Brief:
When you return the data, keep every word exact and include none of the images.

Records from a collection:
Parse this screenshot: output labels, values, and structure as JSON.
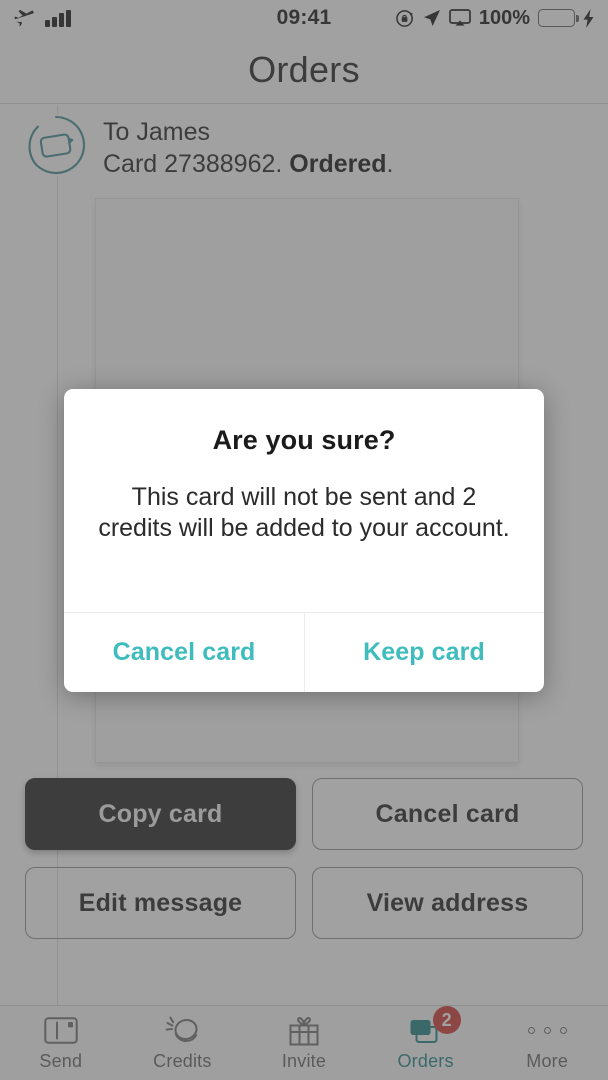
{
  "status_bar": {
    "airplane_icon": "airplane-mode",
    "signal_icon": "signal-bars",
    "time": "09:41",
    "rotation_lock_icon": "rotation-lock",
    "location_icon": "location-arrow",
    "airplay_icon": "screen-mirroring",
    "battery_percent": "100%",
    "battery_color": "#44dd55",
    "charging_icon": "lightning-bolt"
  },
  "nav": {
    "title": "Orders"
  },
  "order": {
    "icon": "card-in-circle-icon",
    "recipient_line": "To James",
    "card_label": "Card ",
    "card_number": "27388962",
    "card_separator": ". ",
    "status": "Ordered",
    "status_period": "."
  },
  "actions": [
    {
      "label": "Copy card",
      "name": "copy-card-button",
      "primary": true
    },
    {
      "label": "Cancel card",
      "name": "cancel-card-button",
      "primary": false
    },
    {
      "label": "Edit message",
      "name": "edit-message-button",
      "primary": false
    },
    {
      "label": "View address",
      "name": "view-address-button",
      "primary": false
    }
  ],
  "dialog": {
    "title": "Are you sure?",
    "message": "This card will not be sent and 2 credits will be added to your account.",
    "cancel_label": "Cancel card",
    "keep_label": "Keep card",
    "accent_color": "#3fbcbd"
  },
  "tab_bar": {
    "active": "Orders",
    "active_color": "#17807f",
    "badge_color": "#d0342c",
    "items": [
      {
        "label": "Send",
        "icon": "postcard-icon",
        "badge": ""
      },
      {
        "label": "Credits",
        "icon": "coin-icon",
        "badge": ""
      },
      {
        "label": "Invite",
        "icon": "gift-icon",
        "badge": ""
      },
      {
        "label": "Orders",
        "icon": "stacked-cards-icon",
        "badge": "2"
      },
      {
        "label": "More",
        "icon": "ellipsis-icon",
        "badge": ""
      }
    ]
  }
}
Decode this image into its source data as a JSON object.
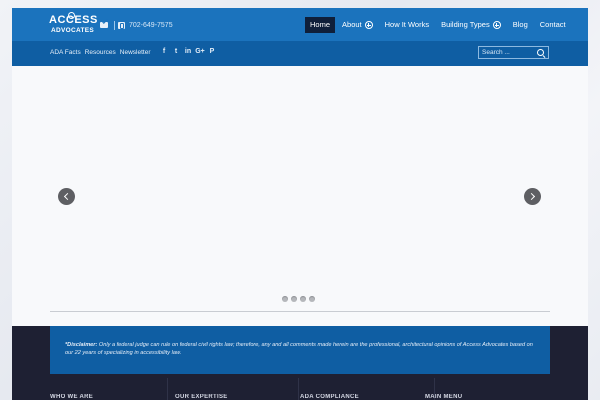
{
  "logo": {
    "line1": "ACCESS",
    "line2": "ADVOCATES"
  },
  "contact": {
    "phone": "702-649-7575"
  },
  "nav": {
    "items": [
      {
        "label": "Home",
        "active": true,
        "submenu": false
      },
      {
        "label": "About",
        "active": false,
        "submenu": true
      },
      {
        "label": "How It Works",
        "active": false,
        "submenu": false
      },
      {
        "label": "Building Types",
        "active": false,
        "submenu": true
      },
      {
        "label": "Blog",
        "active": false,
        "submenu": false
      },
      {
        "label": "Contact",
        "active": false,
        "submenu": false
      }
    ]
  },
  "subnav": {
    "links": [
      "ADA Facts",
      "Resources",
      "Newsletter"
    ],
    "socials": [
      {
        "icon": "facebook-icon",
        "glyph": "f"
      },
      {
        "icon": "twitter-icon",
        "glyph": "t"
      },
      {
        "icon": "linkedin-icon",
        "glyph": "in"
      },
      {
        "icon": "google-plus-icon",
        "glyph": "G+"
      },
      {
        "icon": "pinterest-icon",
        "glyph": "P"
      }
    ]
  },
  "search": {
    "placeholder": "Search ..."
  },
  "slider": {
    "dot_count": 4
  },
  "footer": {
    "disclaimer_label": "*Disclaimer:",
    "disclaimer_text": " Only a federal judge can rule on federal civil rights law; therefore, any and all comments made herein are the professional,  architectural opinions of Access Advocates based on our 22 years of specializing in accessibility law.",
    "columns": [
      "WHO WE ARE",
      "OUR EXPERTISE",
      "ADA COMPLIANCE",
      "MAIN MENU"
    ]
  },
  "colors": {
    "header": "#1b73bd",
    "subbar": "#0f5ea3",
    "footer": "#1e2033",
    "active_nav": "#0f1f3a"
  }
}
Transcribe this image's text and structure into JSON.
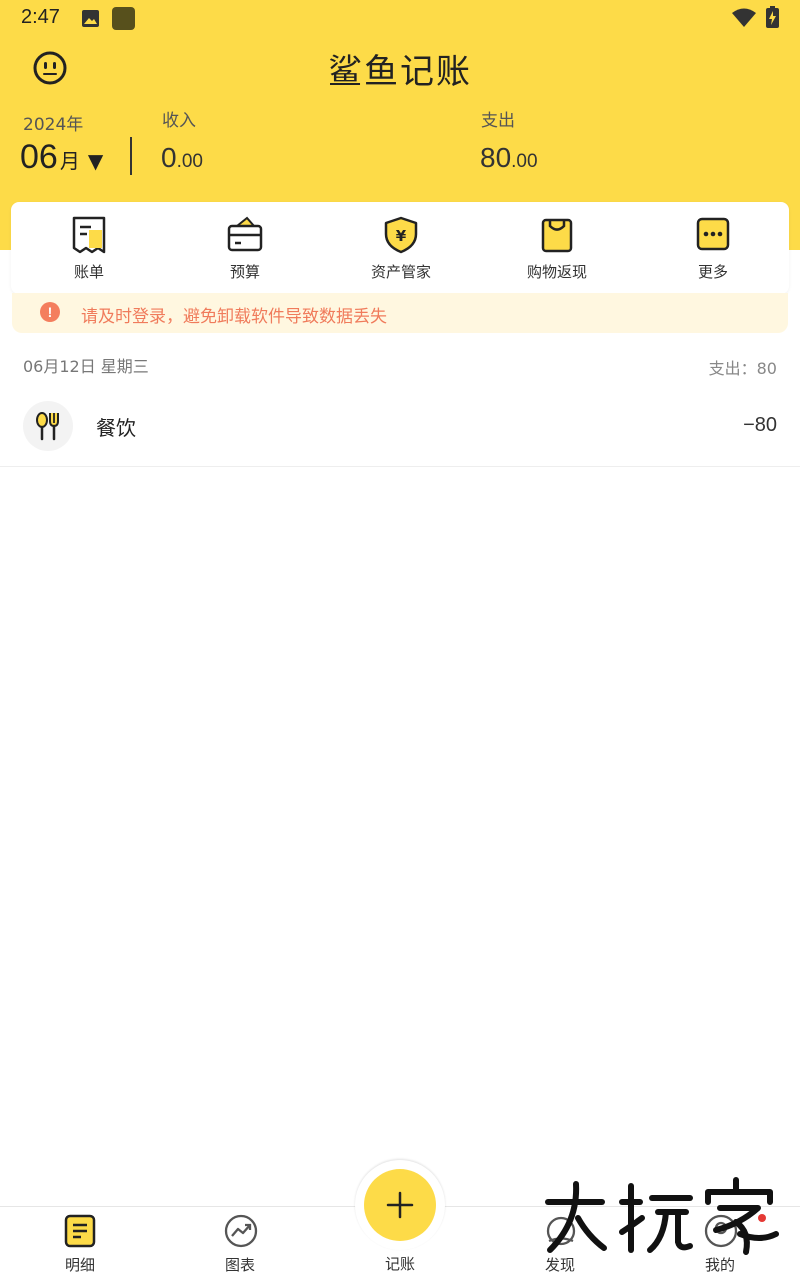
{
  "status_bar": {
    "time": "2:47"
  },
  "app": {
    "title": "鲨鱼记账"
  },
  "summary": {
    "year": "2024年",
    "month": "06",
    "month_unit": "月",
    "income_label": "收入",
    "income_int": "0",
    "income_dec": ".00",
    "expense_label": "支出",
    "expense_int": "80",
    "expense_dec": ".00"
  },
  "toolbar": [
    {
      "label": "账单",
      "icon": "bill-icon"
    },
    {
      "label": "预算",
      "icon": "budget-wallet-icon"
    },
    {
      "label": "资产管家",
      "icon": "asset-shield-icon"
    },
    {
      "label": "购物返现",
      "icon": "shopping-bag-icon"
    },
    {
      "label": "更多",
      "icon": "more-dots-icon"
    }
  ],
  "notice": {
    "text": "请及时登录，避免卸载软件导致数据丢失"
  },
  "day_group": {
    "date": "06月12日 星期三",
    "total": "支出：80",
    "records": [
      {
        "category": "餐饮",
        "amount": "−80",
        "icon": "dining-fork-spoon-icon"
      }
    ]
  },
  "bottom_nav": [
    {
      "label": "明细",
      "icon": "detail-list-icon",
      "active": true
    },
    {
      "label": "图表",
      "icon": "chart-trend-icon"
    },
    {
      "label": "记账",
      "icon": "add-plus-icon"
    },
    {
      "label": "发现",
      "icon": "discover-icon"
    },
    {
      "label": "我的",
      "icon": "profile-icon"
    }
  ],
  "colors": {
    "brand_yellow": "#fddb48",
    "notice_text": "#f07b5b",
    "notice_bg": "#fff7e0"
  }
}
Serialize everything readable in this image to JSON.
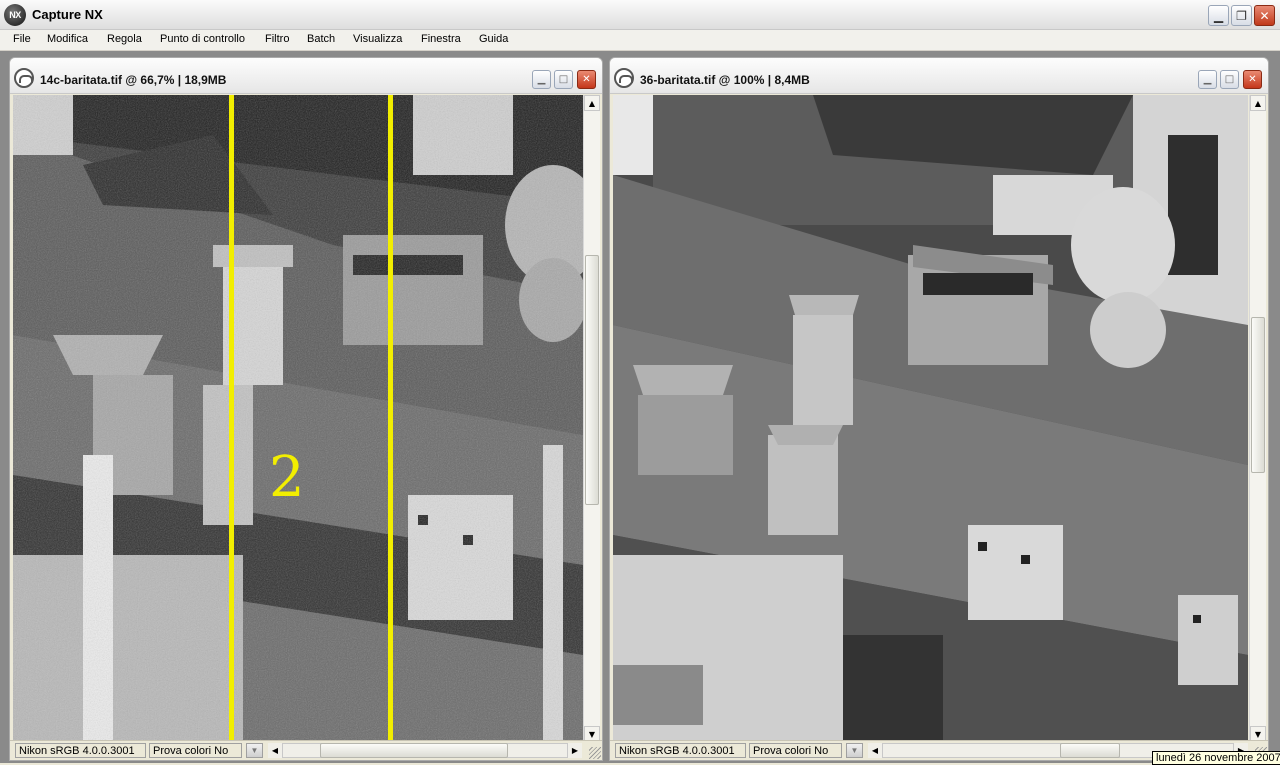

Response:
Parse this screenshot: output labels, values, and structure as JSON.
{
  "status_bar": {
    "airplane_icon": "airplane-mode",
    "signal_icon": "signal-bars",
    "time": "09:41",
    "rotation_lock_icon": "rotation-lock",
    "location_icon": "location-arrow",
    "airplay_icon": "screen-mirroring",
    "battery_percent": "100%",
    "battery_color": "#44dd55",
    "charging_icon": "lightning-bolt"
  },
  "nav": {
    "title": "Orders"
  },
  "order": {
    "icon": "card-in-circle-icon",
    "recipient_line": "To James",
    "card_label": "Card ",
    "card_number": "27388962",
    "card_separator": ". ",
    "status": "Ordered",
    "status_period": "."
  },
  "actions": [
    {
      "label": "Copy card",
      "name": "copy-card-button",
      "primary": true
    },
    {
      "label": "Cancel card",
      "name": "cancel-card-button",
      "primary": false
    },
    {
      "label": "Edit message",
      "name": "edit-message-button",
      "primary": false
    },
    {
      "label": "View address",
      "name": "view-address-button",
      "primary": false
    }
  ],
  "dialog": {
    "title": "Are you sure?",
    "message": "This card will not be sent and 2 credits will be added to your account.",
    "cancel_label": "Cancel card",
    "keep_label": "Keep card",
    "accent_color": "#3fbcbd"
  },
  "tab_bar": {
    "active": "Orders",
    "active_color": "#17807f",
    "badge_color": "#d0342c",
    "items": [
      {
        "label": "Send",
        "icon": "postcard-icon",
        "badge": ""
      },
      {
        "label": "Credits",
        "icon": "coin-icon",
        "badge": ""
      },
      {
        "label": "Invite",
        "icon": "gift-icon",
        "badge": ""
      },
      {
        "label": "Orders",
        "icon": "stacked-cards-icon",
        "badge": "2"
      },
      {
        "label": "More",
        "icon": "ellipsis-icon",
        "badge": ""
      }
    ]
  }
}
Decode this image into its source data as a JSON object.
{
  "logo": {
    "line1": "ACCESS",
    "line2": "ADVOCATES"
  },
  "contact": {
    "phone": "702-649-7575"
  },
  "nav": {
    "items": [
      {
        "label": "Home",
        "active": true,
        "submenu": false
      },
      {
        "label": "About",
        "active": false,
        "submenu": true
      },
      {
        "label": "How It Works",
        "active": false,
        "submenu": false
      },
      {
        "label": "Building Types",
        "active": false,
        "submenu": true
      },
      {
        "label": "Blog",
        "active": false,
        "submenu": false
      },
      {
        "label": "Contact",
        "active": false,
        "submenu": false
      }
    ]
  },
  "subnav": {
    "links": [
      "ADA Facts",
      "Resources",
      "Newsletter"
    ],
    "socials": [
      {
        "icon": "facebook-icon",
        "glyph": "f"
      },
      {
        "icon": "twitter-icon",
        "glyph": "t"
      },
      {
        "icon": "linkedin-icon",
        "glyph": "in"
      },
      {
        "icon": "google-plus-icon",
        "glyph": "G+"
      },
      {
        "icon": "pinterest-icon",
        "glyph": "P"
      }
    ]
  },
  "search": {
    "placeholder": "Search ..."
  },
  "slider": {
    "dot_count": 4
  },
  "footer": {
    "disclaimer_label": "*Disclaimer:",
    "disclaimer_text": " Only a federal judge can rule on federal civil rights law; therefore, any and all comments made herein are the professional,  architectural opinions of Access Advocates based on our 22 years of specializing in accessibility law.",
    "columns": [
      "WHO WE ARE",
      "OUR EXPERTISE",
      "ADA COMPLIANCE",
      "MAIN MENU"
    ]
  },
  "colors": {
    "header": "#1b73bd",
    "subbar": "#0f5ea3",
    "footer": "#1e2033",
    "active_nav": "#0f1f3a"
  }
}
Transcribe this image's text and structure into JSON.
{
  "status_bar": {
    "time": "2:47"
  },
  "app": {
    "title": "鲨鱼记账"
  },
  "summary": {
    "year": "2024年",
    "month": "06",
    "month_unit": "月",
    "income_label": "收入",
    "income_int": "0",
    "income_dec": ".00",
    "expense_label": "支出",
    "expense_int": "80",
    "expense_dec": ".00"
  },
  "toolbar": [
    {
      "label": "账单",
      "icon": "bill-icon"
    },
    {
      "label": "预算",
      "icon": "budget-wallet-icon"
    },
    {
      "label": "资产管家",
      "icon": "asset-shield-icon"
    },
    {
      "label": "购物返现",
      "icon": "shopping-bag-icon"
    },
    {
      "label": "更多",
      "icon": "more-dots-icon"
    }
  ],
  "notice": {
    "text": "请及时登录，避免卸载软件导致数据丢失"
  },
  "day_group": {
    "date": "06月12日 星期三",
    "total": "支出：80",
    "records": [
      {
        "category": "餐饮",
        "amount": "−80",
        "icon": "dining-fork-spoon-icon"
      }
    ]
  },
  "bottom_nav": [
    {
      "label": "明细",
      "icon": "detail-list-icon",
      "active": true
    },
    {
      "label": "图表",
      "icon": "chart-trend-icon"
    },
    {
      "label": "记账",
      "icon": "add-plus-icon"
    },
    {
      "label": "发现",
      "icon": "discover-icon"
    },
    {
      "label": "我的",
      "icon": "profile-icon"
    }
  ],
  "colors": {
    "brand_yellow": "#fddb48",
    "notice_text": "#f07b5b",
    "notice_bg": "#fff7e0"
  }
}
Serialize everything readable in this image to JSON.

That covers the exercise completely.